- A major tourism development on previous farmland
- Construction of a road in a forest area
Individually answer the following questions.
What are the potential benefits of the proposed development?
Identify some of the groups of people interested in, or affected by, the development?
In a class setting you may want to do the following:
- Divide the class into groups of major stakeholders
- Analyse opinions of the different stakeholders
- Summarise the viewpoints of each stakeholder
- Finally you have to present the idea to the cabinet of Ministers for approval. As person who has a have a firm committed to the values of sustainability: peace and equity, appropriate development, democracy and conservation.
- Write the text of your decision stating the advantages and disadvantages of the options you are considering and the key reasons for your decision.
When I have values:
- I know what is important to me
- I am able to set my priorities right
- I am honest
- I am systematic when doing things
- I decide before I act
- I am responsible
- I have respect for other people
- I am accountable for my actions
- I have respect for life
- I have commitment in whatever I do
- I show kindness
- I have self control
- Values only have value when they are acted upon.
You have had the chance to explore your personal values and to examine other people’s values in relation to sustainable living by analysing a controversial development through a case study.
5 STEP MODEL OF THE DECISION MAKING PROCESS
1st step: Defining the problem
Precise definition of a problem is a major step toward its solution. There are also some potential dangers in identifying and defining a problem, such as (e.g) the event which attracts attention may not be the problem, but the symptom of the problem. Such as: A friend not speaking to you is a symptom of a problem, his/her not speaking to you is not the real problem but only the symptom of the problem. The reason for their not speaking is the problem.
2nd Step: Identify the alternative course of action.
Once the problem has been already defined the next step is to identify the alternation choices of action on strategies leading to a solution. During the stage of defining the problem various courses of action usually become obvious. The ideal approach at this stage I for the decision-maker to seek to identify as many potential solutions as possible solutions, and finally the feasible solutions are left.

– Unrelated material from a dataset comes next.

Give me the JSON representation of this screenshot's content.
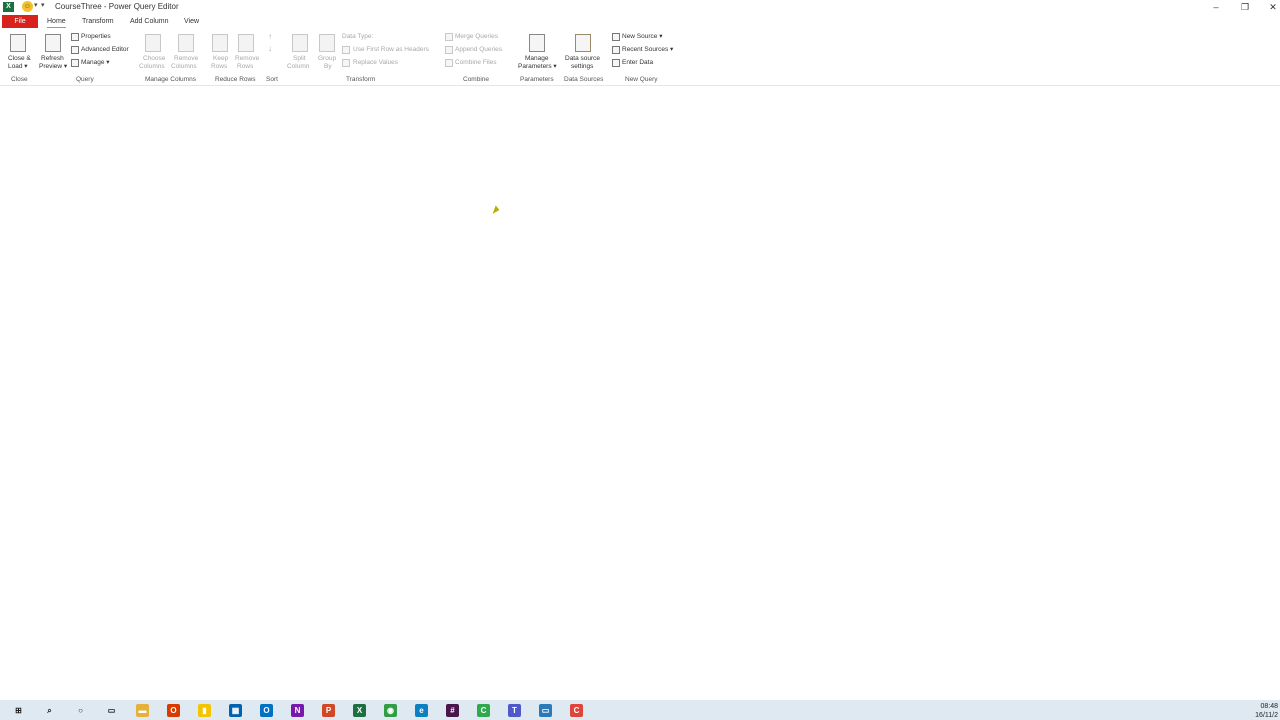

3rd Step: Evaluating feasible solutions
This stage of the process entails calculating the consequences of the feasible solutions in terms of advantages and disadvantages.
4th Step: Choosing a solution:
At this stage the decision-maker will choose the strategy which comes closest to the attainment of goals and will be based on criteria such as maximum advantages and minimum disadvantages. It is at this time that the decision-maker may become acutely aware of the loneliness of decision making. Decisions are made by the person concerned.
5th Step: Checking the results
Once the decision has been made and implemented the final stage in the process is obtaining feedback on the results. The objective is to discover:-
(i) If the selected solution has achieved the specified objectives and closed the gap between the actual
and the desired performance.
(iii) If the selected solution failed, completely or partly to achieve the objectives, what were the reasons? This analysis will provide useful information to correct the situation.
(iv) How well or badly the decision-maker has performed.
3. APPLYING DECISION MAKING SKILLS
A key aspect of maturity is the ability to do things for oneself to make plans and ‘go for them’, showing self-determination and persistence, rather than needing to be pushed to do things by teachers and parents. .
Look at the range of decision we make. Individually, or in small groups, pupils write a list of the decisions they make in a day (for example, yesterday). Then draw a line under this list and add any big decisions they made in the last three or four years or decision they think may have to make in the next few years. Discuss the difference and the relationship between everyday decisions and important ones. Are they reached in similar or different way?
Focus on the process of making decisions outlined above.
Pupils could test out these steps making an imaginary decision, for example, how to spend a gift of 100 dollars.